According to the Indy100 website, the rowing race is one of the toughest in the world. Rowers burn an average of 8,000 calories during the competition.
The women competed in name of their chosen charity, Cottage of Hope, which offers short- and long-term residency to girls who are abused, neglected, or orphaned. Their goal was to raise $150,000 for the organization.
The nation of Antigua burst into collective celebration as the women finished the race. As per The Loop, the country’s government officials shortened a budget debate so that politicians could be present when the team arrived in their homeland. Public and private institutions closed early so that more people could meet with and congratulate the team.
The team battled sea sickness and their boat nearly capsized at one point during their journey, reports The Daily Observer. They were presented with a gift by Antigua’s Prime Minister upon their return.
The team’s website has bios of each team member. Christal Clashing is an adventure guide and travel writer. In 2004, she became the first female swimmer to represent Antigua and Barbuda at the Olympics.
Elvira Bell is a swim instructor and a certified health coach. Samara Emmanuel is the first Antiguan woman to become a certified yacht captain and has more than 12 years’ seafarer experience. She is also a certified day skipper, coastal skipper, yacht master, and boat master among a lengthy list of certifications.
Kevinia Francis is a title-winning, all-around athlete who excels in basketball, cycling, martial arts, and track-and-field.

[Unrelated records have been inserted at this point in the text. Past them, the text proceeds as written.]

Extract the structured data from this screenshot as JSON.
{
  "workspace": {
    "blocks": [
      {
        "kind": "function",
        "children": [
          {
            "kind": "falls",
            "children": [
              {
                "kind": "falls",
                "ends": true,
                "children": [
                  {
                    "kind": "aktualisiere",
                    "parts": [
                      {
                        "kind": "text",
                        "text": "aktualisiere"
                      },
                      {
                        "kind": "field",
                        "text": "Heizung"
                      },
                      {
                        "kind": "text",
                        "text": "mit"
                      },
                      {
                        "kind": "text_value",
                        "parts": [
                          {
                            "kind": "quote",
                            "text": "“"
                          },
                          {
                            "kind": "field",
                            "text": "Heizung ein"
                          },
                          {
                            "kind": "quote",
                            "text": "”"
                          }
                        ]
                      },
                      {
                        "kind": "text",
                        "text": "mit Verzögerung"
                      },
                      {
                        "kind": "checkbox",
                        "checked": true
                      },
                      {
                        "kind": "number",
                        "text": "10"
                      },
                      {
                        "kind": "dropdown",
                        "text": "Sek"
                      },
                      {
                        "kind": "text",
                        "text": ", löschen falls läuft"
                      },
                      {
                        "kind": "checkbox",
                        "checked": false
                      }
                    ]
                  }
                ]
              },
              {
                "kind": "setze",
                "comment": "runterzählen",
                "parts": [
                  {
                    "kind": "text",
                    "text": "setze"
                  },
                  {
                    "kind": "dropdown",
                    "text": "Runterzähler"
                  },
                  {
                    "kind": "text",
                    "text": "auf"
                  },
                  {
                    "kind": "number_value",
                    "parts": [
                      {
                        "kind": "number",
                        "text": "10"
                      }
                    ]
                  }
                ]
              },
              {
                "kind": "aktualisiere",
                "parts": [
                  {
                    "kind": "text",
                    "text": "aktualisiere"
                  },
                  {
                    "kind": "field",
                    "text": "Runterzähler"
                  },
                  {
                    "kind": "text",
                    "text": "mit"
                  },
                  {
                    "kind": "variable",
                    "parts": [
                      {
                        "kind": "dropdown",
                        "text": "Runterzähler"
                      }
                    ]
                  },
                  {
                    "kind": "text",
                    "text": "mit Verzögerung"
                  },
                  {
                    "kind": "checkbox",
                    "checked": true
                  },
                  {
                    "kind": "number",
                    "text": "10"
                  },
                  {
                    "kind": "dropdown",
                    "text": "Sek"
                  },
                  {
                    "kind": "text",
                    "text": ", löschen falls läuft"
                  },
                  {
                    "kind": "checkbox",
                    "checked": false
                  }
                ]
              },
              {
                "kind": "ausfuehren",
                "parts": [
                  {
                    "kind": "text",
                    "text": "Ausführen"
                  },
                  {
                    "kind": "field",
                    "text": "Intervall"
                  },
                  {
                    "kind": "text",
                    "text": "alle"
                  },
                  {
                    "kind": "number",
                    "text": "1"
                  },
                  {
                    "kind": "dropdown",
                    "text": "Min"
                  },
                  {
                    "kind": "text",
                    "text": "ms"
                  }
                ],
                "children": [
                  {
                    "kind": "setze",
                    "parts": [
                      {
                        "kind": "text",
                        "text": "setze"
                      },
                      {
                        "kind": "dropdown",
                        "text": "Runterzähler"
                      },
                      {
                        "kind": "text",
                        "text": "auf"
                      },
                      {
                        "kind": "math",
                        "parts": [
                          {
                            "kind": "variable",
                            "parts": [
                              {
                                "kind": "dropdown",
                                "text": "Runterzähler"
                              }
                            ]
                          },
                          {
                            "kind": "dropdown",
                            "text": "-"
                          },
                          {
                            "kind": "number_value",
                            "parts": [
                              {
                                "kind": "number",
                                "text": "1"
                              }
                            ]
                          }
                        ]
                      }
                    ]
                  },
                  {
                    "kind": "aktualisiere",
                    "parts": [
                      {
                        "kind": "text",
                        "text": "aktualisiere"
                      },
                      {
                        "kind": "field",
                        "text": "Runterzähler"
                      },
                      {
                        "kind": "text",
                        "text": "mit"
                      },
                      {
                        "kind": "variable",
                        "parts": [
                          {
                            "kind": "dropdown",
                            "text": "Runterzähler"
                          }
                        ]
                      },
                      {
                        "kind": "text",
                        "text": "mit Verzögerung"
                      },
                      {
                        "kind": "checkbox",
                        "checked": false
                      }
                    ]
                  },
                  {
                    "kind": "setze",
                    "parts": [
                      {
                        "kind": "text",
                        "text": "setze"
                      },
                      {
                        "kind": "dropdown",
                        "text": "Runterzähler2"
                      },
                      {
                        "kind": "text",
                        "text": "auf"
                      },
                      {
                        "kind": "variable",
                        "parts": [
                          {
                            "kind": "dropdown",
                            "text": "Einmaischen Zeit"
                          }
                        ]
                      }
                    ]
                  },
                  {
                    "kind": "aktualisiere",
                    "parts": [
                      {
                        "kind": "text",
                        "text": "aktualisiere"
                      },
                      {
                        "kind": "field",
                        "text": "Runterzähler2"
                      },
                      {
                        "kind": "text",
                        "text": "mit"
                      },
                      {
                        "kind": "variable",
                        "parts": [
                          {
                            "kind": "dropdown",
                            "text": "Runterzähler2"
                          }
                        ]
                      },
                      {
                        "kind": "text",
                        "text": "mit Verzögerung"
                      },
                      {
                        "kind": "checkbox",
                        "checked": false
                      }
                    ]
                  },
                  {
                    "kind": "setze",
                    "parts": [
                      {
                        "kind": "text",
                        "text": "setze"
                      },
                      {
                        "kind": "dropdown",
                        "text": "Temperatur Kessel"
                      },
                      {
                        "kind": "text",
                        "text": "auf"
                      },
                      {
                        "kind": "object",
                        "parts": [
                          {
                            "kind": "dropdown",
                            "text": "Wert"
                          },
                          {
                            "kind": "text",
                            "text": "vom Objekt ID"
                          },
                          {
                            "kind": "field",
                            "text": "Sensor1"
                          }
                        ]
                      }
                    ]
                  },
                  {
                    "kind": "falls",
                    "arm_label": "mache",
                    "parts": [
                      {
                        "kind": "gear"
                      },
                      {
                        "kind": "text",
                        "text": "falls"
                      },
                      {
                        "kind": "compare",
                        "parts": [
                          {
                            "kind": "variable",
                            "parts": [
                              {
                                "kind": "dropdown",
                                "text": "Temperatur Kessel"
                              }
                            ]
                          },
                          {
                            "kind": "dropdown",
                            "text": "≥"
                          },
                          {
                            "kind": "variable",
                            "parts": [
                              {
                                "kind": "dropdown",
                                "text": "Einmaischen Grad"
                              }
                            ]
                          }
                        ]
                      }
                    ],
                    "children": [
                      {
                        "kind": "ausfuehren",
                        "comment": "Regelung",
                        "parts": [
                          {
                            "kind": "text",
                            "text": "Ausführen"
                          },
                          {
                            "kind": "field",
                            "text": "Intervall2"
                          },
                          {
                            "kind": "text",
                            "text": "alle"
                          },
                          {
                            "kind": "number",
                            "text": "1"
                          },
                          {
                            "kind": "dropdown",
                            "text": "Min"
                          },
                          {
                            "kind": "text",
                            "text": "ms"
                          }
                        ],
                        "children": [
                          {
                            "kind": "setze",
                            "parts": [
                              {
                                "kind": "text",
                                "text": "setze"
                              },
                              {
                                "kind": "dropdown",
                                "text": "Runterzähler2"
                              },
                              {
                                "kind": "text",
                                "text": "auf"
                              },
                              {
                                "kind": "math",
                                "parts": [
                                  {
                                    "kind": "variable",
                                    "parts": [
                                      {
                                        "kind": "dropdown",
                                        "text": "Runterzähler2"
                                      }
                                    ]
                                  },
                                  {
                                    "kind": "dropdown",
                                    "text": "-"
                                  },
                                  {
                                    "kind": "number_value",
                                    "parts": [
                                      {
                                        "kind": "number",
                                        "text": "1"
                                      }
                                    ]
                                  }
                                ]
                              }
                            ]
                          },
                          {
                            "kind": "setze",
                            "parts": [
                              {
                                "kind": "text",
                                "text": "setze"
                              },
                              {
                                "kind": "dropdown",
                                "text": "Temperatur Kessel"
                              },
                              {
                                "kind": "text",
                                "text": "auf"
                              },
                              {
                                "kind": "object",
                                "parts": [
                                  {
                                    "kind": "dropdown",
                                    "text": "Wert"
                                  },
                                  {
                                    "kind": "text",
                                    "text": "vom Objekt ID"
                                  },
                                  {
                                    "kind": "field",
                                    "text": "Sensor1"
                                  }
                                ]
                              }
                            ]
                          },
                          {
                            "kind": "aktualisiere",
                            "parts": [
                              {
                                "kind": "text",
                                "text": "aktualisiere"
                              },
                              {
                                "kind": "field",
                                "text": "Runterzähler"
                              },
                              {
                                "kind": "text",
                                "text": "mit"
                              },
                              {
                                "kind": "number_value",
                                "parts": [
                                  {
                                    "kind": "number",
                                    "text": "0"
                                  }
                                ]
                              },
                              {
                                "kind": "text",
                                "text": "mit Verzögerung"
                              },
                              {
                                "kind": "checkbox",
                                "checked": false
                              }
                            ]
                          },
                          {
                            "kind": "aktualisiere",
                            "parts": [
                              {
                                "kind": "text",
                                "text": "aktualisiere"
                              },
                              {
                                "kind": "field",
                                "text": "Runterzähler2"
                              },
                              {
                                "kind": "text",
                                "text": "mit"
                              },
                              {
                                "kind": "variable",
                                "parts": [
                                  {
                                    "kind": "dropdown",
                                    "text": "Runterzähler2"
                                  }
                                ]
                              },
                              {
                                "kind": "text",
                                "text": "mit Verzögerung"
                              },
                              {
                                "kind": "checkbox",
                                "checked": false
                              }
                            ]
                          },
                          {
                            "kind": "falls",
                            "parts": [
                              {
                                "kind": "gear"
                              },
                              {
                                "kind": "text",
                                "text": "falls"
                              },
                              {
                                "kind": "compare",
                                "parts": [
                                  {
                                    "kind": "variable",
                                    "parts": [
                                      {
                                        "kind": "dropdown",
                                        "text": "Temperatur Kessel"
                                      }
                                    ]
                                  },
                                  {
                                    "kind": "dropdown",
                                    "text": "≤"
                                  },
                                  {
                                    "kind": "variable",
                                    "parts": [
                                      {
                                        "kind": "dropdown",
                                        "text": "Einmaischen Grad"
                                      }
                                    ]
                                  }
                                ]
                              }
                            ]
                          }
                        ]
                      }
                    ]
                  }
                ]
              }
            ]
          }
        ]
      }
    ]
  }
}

Junella King is just 17-years-old. She juggles school and sailing while working part-time as a sailing instructor.